Intentions matter. Morality matters. In these areas, ISIS and the U.S. couldn't be more disparate. It must be nice to live inside Greenwald's simplistic bubble where shades-of-gray don't exist and details don't matter; where morality is an either/or proposition; where the U.S. is always the greatest of all evils and collateral damage doesn't exist. What he continuously ignores is that while we're by no means perfect (no nation is) and while we're guilty of manyhorriblethings, American goals, motives and, yes, morality is vastly superior to ISIS in just about every way -- though when faced with this counterpoint, Greenwald has often fired back with a conspiratorially dismissive, That's exactly what They want you to think.
If Greenwald is under the badly mistaken impression that the U.S. and ISIS share similar goals and similar morality, then he ought to come right out and say so. Just say it: America is worse than ISIS, across the board. Even though he's not always that explicit, it's easy to finish reading a Greenwald post with the impression that ISIS is morally superior, a consequence of his lop-sidedly copious list of U.S. crimes, among other tactics. In the real world, outside of the Greenwald bubble, this isn't even debatable. Even in the Middle East, where the U.S. isn't hugely popular, it's vastly favored over ISIS, with the latter receiving practically nonexistent popular support, maxing out at with around one to five percent favorability.
Greenwald's litigator style requires that he ignore any exculpatory details that dull the impact of his argument. He'll only cite articles that lead his readers to his preordained conclusion that the U.S. is worse than everyone, and therefore the U.S. is the real enemy of the world. It's intellectually dishonest. He won't mention that the Arab world agrees with us about ISIS. He won't mention that, right or wrong, we're at war against al-Qaeda and its affiliates, and therefore killing enemy combatants is justifiable. He won't enumerate ISIS's stated goals because doing so would reveal ISIS to be far worse than the U.S., in spite of drone casualties.
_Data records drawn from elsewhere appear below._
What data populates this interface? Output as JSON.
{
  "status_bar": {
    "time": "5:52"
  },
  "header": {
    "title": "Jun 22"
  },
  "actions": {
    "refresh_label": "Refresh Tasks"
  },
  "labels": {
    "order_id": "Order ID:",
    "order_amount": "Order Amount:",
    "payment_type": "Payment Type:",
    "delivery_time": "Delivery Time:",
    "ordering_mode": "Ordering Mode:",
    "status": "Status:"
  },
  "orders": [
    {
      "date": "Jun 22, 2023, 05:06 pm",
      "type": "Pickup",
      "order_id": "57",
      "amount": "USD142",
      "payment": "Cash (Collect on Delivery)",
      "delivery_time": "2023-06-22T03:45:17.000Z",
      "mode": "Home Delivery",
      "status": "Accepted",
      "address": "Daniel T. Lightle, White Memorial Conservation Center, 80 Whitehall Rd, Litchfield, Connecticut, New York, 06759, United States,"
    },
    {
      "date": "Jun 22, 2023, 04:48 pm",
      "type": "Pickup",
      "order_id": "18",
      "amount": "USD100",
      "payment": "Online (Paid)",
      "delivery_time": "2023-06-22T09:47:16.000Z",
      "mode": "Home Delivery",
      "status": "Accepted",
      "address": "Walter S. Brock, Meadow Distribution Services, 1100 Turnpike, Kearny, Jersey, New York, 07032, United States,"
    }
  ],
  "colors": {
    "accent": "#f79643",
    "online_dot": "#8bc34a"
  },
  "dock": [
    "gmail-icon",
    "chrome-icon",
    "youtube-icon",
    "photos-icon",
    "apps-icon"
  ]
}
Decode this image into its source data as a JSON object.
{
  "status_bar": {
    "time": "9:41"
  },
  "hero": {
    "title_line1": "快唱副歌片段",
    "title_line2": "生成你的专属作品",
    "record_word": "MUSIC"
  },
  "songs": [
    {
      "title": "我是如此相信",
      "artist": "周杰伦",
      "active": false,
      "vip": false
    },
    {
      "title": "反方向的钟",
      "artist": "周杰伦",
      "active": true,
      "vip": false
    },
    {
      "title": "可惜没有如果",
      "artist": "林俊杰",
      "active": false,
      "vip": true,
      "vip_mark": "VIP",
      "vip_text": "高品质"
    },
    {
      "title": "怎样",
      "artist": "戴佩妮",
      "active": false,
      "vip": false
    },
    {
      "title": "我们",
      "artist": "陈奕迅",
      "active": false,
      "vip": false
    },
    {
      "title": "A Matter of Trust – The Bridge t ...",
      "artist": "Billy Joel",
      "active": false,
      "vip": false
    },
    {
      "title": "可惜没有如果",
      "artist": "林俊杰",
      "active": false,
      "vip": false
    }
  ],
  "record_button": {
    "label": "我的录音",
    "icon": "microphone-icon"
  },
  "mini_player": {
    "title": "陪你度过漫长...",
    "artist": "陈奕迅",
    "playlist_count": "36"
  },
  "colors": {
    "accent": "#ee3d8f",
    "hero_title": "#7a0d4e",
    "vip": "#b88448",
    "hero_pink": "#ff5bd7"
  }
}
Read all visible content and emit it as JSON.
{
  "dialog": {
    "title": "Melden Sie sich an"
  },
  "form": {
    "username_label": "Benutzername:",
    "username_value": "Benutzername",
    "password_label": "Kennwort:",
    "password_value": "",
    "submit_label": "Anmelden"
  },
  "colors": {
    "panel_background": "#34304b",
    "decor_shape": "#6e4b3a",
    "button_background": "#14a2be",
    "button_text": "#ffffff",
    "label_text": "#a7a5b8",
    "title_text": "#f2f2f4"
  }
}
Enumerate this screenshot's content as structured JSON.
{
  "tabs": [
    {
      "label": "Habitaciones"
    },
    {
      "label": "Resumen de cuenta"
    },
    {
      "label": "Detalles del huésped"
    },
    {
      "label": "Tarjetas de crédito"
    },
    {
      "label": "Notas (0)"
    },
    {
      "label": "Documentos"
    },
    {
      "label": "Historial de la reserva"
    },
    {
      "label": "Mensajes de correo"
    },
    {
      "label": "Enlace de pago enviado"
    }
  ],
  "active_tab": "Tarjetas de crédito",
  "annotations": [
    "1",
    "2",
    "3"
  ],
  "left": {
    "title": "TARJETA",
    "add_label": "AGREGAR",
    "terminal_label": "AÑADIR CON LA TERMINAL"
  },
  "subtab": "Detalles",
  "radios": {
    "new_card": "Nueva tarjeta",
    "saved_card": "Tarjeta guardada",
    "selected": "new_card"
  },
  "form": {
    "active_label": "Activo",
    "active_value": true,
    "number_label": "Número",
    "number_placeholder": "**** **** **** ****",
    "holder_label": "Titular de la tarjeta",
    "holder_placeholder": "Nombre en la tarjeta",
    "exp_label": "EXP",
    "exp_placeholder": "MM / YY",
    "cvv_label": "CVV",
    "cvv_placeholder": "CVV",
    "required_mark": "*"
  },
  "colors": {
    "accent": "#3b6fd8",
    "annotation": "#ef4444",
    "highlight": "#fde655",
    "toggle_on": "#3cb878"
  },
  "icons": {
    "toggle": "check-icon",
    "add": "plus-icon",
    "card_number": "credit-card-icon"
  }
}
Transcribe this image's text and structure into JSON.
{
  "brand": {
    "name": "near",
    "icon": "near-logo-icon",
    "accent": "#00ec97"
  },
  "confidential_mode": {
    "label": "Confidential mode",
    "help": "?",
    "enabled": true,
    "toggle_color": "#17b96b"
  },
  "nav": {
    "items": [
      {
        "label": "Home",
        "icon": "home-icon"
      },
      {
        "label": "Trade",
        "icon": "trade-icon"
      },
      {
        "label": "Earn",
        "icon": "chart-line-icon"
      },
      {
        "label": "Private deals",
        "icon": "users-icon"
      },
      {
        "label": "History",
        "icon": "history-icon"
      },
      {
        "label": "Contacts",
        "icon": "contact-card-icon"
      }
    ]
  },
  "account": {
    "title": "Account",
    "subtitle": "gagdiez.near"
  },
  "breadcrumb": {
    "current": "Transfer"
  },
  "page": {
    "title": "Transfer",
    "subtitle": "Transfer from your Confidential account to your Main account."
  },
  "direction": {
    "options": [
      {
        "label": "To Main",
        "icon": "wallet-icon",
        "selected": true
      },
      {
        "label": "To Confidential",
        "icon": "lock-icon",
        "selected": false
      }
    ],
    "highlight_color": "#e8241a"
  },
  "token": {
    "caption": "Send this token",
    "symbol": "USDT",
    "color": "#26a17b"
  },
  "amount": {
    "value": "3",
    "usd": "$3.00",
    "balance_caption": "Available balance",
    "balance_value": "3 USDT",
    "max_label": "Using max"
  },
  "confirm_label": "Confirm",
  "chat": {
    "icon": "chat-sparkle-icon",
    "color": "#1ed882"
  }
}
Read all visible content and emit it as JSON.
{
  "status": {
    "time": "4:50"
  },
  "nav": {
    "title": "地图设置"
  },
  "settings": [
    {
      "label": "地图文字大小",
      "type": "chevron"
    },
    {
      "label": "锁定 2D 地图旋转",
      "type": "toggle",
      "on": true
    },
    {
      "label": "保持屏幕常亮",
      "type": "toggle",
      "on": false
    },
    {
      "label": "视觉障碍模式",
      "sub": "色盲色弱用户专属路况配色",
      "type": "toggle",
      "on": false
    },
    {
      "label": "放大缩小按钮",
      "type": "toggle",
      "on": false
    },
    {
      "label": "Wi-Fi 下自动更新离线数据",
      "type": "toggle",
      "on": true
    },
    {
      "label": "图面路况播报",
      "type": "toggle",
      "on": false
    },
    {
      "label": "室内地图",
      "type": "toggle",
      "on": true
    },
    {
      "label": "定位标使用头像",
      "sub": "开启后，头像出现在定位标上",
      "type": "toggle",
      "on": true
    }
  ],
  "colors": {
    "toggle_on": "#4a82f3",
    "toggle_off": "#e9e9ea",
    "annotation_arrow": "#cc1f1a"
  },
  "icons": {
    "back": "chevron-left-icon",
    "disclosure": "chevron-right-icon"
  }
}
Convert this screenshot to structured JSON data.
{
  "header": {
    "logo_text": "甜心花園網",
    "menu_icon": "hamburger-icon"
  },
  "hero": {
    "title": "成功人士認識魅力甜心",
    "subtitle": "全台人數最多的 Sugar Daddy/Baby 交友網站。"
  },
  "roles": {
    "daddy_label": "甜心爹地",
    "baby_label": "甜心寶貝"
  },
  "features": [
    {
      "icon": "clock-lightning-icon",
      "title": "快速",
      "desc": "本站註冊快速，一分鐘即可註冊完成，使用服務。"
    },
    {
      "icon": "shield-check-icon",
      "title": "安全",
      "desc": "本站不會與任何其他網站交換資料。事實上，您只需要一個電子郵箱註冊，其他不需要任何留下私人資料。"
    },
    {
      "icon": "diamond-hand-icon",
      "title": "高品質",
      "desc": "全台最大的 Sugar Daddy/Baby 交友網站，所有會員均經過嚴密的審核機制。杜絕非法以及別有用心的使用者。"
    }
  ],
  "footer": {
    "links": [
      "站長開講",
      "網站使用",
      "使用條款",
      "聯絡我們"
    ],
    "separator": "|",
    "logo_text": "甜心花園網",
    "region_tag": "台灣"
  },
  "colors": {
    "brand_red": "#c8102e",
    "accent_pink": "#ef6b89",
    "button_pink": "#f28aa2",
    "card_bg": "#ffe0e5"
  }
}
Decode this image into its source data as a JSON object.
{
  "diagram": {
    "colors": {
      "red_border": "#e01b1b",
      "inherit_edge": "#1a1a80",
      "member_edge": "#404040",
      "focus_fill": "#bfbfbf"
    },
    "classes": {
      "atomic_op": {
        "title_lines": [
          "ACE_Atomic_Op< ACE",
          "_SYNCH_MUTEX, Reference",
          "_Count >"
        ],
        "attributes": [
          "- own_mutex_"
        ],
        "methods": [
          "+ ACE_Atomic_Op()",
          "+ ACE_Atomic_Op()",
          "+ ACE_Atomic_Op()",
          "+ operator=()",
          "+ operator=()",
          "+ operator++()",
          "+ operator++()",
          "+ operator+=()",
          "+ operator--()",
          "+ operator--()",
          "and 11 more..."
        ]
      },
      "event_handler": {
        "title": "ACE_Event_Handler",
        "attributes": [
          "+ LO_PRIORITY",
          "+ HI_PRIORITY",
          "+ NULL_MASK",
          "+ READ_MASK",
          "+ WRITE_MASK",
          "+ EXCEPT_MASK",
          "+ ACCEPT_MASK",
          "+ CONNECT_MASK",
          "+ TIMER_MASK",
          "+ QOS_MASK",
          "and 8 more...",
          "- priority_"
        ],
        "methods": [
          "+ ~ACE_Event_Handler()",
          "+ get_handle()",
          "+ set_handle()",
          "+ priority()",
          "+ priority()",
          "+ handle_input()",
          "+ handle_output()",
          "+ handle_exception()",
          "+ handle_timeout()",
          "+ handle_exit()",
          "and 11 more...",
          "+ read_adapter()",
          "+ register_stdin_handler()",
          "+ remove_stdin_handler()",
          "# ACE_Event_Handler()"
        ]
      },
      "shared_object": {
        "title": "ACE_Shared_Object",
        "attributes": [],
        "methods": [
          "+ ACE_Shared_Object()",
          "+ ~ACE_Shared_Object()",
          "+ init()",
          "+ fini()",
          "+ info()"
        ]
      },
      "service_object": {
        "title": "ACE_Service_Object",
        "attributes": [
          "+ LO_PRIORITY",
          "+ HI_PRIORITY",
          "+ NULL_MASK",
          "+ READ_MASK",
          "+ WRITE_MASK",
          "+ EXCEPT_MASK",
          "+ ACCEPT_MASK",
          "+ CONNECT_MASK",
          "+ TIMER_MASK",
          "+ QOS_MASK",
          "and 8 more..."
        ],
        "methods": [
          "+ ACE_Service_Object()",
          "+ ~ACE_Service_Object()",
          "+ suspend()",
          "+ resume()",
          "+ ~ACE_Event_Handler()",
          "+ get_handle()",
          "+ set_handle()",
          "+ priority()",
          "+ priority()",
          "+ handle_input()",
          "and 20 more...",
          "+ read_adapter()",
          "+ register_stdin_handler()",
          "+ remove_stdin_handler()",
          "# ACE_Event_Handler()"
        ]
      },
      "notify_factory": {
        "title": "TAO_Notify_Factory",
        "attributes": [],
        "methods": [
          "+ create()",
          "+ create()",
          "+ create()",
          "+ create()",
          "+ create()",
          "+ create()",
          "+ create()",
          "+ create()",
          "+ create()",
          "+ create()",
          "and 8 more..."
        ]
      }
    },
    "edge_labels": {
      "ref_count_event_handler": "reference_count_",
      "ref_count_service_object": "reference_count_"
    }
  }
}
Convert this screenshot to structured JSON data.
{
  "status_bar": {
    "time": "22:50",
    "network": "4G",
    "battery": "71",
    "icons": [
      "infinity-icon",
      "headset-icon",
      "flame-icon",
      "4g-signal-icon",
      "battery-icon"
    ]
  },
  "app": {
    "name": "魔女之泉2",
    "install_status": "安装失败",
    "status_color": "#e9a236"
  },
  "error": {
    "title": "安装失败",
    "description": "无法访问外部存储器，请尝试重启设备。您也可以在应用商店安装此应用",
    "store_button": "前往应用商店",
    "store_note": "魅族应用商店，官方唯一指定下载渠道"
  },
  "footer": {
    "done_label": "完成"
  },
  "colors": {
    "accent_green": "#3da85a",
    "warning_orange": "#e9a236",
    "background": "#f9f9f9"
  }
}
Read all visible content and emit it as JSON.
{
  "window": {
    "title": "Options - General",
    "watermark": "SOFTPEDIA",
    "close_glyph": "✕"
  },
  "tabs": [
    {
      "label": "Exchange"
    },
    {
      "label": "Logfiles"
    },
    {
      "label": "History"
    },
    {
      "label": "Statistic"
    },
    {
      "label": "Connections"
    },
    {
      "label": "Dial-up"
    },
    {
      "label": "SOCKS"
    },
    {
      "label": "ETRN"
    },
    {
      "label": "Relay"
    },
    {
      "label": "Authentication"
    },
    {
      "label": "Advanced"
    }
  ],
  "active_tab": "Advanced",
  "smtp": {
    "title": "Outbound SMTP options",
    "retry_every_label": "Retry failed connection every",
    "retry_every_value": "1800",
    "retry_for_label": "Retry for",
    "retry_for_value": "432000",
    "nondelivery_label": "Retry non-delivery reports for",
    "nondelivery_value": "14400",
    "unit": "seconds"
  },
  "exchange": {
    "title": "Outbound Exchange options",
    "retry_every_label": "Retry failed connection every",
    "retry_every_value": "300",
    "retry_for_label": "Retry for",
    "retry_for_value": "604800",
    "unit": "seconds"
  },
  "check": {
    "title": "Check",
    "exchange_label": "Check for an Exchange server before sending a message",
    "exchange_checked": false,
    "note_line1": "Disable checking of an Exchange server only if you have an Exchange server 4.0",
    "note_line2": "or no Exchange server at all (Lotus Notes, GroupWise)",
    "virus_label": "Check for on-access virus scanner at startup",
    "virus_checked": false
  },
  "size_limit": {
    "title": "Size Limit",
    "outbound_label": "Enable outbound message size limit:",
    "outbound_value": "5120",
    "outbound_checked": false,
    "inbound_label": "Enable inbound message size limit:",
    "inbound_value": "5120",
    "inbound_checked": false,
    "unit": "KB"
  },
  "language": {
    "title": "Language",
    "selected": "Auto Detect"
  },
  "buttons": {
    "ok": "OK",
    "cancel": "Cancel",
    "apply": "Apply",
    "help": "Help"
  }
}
That last point is critical. Had Greenwald existed during the American Civil War, he likely would have scolded the Lincoln administration for condemning southern atrocities like Andersonville because of, I don't know, the ransacking of southern plantations by Union infantry, totally neglecting to take into consideration the entire purpose of the South's decision to fire upon Fort Sumter in the first place. The mission of ISIS is clear: to execute journalists, civilians and military personnel in support of a war to oppress the world under its antiquated theocratic dogma. However, because the U.S. has repeatedly inflicted collateral damage, it's "confounding" to Greenwald that Americans would condemn ISIS's actions. But sshhh! Greenwald only wants us to know that President Obama is a baby killer, and therefore ISIS should get a free pass.
With post after post, Greenwald's thesis is growing increasingly evident: Everyone's Guilty, So No One Is; including ISIS, which we're to conclude is just as horrendous as everyone else. So, not only are we not allowed to condemn what they do, but we have no moral authority to even consider them to be an enemy.
If Greenwald's application of the biblical maxim "He who is without sin cast the first stone" is so airtight, literal and absolute, then he's not allowed to condemn anyone else for being dishonest or deceptive -- ever -- because, well, just read Greenwald's latest post. It's both.